It features serrated jaws made from zinc-plated steel so it’s durable enough to withstand years of use. The cutter also has rounded edges so it won’t damage your wire; any damaged pieces can be smoothed out with sandpaper. Be careful when using these devices—if you don’t hold them properly, you could end up cutting yourself badly.

Wire Crimper

You'll need to crimp RJ-45 connectors onto 8P8C modular plugs, which you can purchase in bulk and on eBay or at your local hardware store. A crimper will set you back a few hundred dollars, but they're worth it if you plan on doing much networking work.

You can also crimp connectors using needle-nose pliers. It's not as fast or easy, but some prefer it to dedicated network crimpers. Alternatively, many people just purchase pre-crimped cables—but that might defeat the purpose of saving a few dollars and building your own cabling solution from scratch.

To do so, use either a cleaver splicer or connectorized pigtails. This enables simple connections between two fiber optic lines without going through any lengthy processes like fiber termination or fusion splicing. Cuts downtime considerably! As mentioned above, these types of cable tools are only necessary if you’re planning on professionally installing new cables.

Home networks don’t require special equipment: Just make sure all patch panels are grounded. The same goes for switches: Most modern ones come grounded out of the box now anyway, but it never hurts to check...remember how shocked I was when I had forgotten? Ouch...never's very painful electrically speaking.

Punch Down Tool

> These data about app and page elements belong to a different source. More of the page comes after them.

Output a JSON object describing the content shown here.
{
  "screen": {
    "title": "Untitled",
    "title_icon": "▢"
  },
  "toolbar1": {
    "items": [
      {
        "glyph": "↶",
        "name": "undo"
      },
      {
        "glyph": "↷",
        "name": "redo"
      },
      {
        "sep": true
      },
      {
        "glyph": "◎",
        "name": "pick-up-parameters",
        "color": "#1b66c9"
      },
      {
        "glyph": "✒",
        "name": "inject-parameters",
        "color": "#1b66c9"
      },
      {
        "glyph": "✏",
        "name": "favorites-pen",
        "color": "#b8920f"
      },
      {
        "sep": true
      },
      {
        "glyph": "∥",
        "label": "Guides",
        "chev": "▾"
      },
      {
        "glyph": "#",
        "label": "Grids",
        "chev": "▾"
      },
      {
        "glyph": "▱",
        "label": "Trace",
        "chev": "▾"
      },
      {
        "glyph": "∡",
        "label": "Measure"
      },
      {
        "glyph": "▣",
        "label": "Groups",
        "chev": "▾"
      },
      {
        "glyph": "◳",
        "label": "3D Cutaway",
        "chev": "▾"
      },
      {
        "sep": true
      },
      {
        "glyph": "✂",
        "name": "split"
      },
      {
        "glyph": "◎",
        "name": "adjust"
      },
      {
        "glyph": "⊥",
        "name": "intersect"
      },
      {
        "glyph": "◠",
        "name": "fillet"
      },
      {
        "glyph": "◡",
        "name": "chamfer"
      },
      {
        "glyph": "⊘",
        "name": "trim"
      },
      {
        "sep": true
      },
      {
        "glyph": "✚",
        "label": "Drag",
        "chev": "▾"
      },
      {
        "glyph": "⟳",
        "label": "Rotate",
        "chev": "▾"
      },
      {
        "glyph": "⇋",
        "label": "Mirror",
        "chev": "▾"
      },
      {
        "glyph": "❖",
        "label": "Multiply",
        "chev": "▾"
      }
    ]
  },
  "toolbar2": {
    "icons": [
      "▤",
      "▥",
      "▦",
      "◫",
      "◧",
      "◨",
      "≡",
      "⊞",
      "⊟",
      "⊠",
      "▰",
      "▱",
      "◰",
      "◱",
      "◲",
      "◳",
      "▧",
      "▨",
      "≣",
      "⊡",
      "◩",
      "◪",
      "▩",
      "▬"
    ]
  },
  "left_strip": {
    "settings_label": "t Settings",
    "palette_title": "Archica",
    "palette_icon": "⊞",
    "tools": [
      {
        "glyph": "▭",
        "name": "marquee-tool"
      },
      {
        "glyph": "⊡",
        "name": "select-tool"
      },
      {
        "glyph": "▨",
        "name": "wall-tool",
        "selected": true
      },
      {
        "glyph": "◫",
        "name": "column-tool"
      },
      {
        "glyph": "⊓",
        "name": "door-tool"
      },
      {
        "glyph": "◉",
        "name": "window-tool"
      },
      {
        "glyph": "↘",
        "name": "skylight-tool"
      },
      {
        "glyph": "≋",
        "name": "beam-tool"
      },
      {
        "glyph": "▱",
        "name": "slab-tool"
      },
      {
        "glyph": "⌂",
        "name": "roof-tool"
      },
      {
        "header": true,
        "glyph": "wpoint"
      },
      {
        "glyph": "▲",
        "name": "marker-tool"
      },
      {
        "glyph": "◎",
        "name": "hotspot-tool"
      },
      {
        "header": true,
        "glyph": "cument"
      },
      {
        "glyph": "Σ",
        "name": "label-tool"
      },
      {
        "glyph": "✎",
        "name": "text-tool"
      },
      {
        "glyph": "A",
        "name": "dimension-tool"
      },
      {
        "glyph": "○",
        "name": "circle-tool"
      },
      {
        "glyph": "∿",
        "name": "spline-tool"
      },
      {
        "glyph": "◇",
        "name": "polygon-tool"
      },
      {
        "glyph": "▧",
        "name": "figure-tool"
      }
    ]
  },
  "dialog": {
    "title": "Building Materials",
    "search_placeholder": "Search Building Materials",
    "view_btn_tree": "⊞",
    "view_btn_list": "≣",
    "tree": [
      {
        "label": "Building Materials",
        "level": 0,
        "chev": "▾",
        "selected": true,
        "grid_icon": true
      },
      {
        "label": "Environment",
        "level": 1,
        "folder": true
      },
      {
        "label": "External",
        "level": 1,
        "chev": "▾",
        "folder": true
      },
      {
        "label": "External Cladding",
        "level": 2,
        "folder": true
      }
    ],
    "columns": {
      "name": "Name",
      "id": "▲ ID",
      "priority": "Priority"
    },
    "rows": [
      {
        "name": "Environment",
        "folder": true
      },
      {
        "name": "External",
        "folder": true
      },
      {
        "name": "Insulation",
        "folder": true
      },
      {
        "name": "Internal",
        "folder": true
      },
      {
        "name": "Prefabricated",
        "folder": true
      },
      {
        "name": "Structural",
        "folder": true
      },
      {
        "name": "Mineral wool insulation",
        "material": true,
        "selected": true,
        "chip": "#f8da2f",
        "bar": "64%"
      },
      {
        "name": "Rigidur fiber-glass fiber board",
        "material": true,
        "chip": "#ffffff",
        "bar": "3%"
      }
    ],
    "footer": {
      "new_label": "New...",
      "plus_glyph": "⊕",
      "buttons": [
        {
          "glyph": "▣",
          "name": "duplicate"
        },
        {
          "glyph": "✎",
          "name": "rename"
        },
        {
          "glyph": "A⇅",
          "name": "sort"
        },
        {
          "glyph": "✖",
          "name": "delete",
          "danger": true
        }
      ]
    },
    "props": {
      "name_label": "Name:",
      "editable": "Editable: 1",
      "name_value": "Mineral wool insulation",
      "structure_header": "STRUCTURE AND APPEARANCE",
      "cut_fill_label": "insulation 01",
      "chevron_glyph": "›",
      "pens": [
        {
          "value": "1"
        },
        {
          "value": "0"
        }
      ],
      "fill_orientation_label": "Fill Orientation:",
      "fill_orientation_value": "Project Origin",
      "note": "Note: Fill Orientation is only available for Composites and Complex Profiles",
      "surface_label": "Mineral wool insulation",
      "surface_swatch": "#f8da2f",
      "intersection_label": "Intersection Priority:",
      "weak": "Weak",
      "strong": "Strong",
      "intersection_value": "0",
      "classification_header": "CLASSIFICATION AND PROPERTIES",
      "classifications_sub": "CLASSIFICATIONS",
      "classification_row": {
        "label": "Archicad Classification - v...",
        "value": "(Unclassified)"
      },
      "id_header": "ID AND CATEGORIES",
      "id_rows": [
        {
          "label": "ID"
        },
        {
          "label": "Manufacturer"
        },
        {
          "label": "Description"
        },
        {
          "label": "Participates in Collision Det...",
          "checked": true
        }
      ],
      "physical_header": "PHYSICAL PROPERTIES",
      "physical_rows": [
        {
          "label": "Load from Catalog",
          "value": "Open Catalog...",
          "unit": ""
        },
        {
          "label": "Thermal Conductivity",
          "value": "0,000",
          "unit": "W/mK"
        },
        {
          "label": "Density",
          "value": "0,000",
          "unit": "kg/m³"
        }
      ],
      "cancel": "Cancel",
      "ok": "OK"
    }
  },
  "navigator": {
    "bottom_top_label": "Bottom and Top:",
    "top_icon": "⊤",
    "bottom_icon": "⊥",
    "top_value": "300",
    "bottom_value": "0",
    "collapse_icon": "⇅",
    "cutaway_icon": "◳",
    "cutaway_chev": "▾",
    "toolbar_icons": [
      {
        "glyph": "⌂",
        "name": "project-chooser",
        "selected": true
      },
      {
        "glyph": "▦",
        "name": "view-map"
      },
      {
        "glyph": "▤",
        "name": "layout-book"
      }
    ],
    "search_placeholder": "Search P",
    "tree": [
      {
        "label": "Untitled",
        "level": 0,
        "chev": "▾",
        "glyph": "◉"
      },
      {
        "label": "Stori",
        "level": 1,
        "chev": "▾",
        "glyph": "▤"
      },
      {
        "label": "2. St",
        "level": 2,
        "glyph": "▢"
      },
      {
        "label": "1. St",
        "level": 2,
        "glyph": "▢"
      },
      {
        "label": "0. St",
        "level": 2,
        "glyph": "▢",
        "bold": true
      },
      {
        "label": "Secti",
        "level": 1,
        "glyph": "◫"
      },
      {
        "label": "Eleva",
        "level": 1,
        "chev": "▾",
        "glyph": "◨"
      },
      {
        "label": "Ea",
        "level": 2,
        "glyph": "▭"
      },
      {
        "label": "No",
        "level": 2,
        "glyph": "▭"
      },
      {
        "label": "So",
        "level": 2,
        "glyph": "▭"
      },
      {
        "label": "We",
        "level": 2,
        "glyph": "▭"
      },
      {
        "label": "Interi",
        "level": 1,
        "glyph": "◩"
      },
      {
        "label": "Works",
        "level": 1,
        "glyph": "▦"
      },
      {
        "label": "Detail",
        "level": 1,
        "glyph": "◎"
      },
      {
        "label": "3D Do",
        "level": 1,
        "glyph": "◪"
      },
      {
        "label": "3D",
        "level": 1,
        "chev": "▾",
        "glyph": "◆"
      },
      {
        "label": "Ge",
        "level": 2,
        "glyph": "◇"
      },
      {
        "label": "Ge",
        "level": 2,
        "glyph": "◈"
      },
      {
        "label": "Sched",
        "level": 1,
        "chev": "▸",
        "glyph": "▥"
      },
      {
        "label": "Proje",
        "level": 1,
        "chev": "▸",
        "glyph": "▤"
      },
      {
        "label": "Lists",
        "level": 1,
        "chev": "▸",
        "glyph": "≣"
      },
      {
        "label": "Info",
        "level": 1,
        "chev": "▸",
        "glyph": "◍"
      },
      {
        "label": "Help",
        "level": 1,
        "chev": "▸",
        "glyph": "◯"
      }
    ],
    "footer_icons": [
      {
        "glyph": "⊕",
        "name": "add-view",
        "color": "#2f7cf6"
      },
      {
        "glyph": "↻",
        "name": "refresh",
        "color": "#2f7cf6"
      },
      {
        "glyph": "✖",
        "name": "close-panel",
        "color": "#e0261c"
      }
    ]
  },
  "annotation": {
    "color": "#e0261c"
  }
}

A punch down tool is used to terminate a network cable. There are many different types of punch down tools with unique features, some better suited for specific tasks than others.

For example, if you’re connecting multiple twisted-pair cables that use 8P8C connectors, then you’ll want to invest in a tool that can support such connections and fasten both wires on each side of your Ethernet jack (i.e., an 8P8C crimper).

On the other hand, if your network only requires 6P6C or 10P10C connectors, then any standard punch down tool will do just fine. Most basic networks don’t require crimping tools because RJ45 jacks come preinstalled on patch panels.

If it does, however, try using an adjustable punch down tool so you can choose which size connector fits best into your socket; for instance, most 6P6C jacks should fit snugly into a 5/64 gap but maybe loose inside a 1/16 gap. If all else fails—and if there are no directions provided by your network administrator—try using a straightened paper clip to clean up any loose ends before affixing them with pliers or another pinching device to create a tight connection.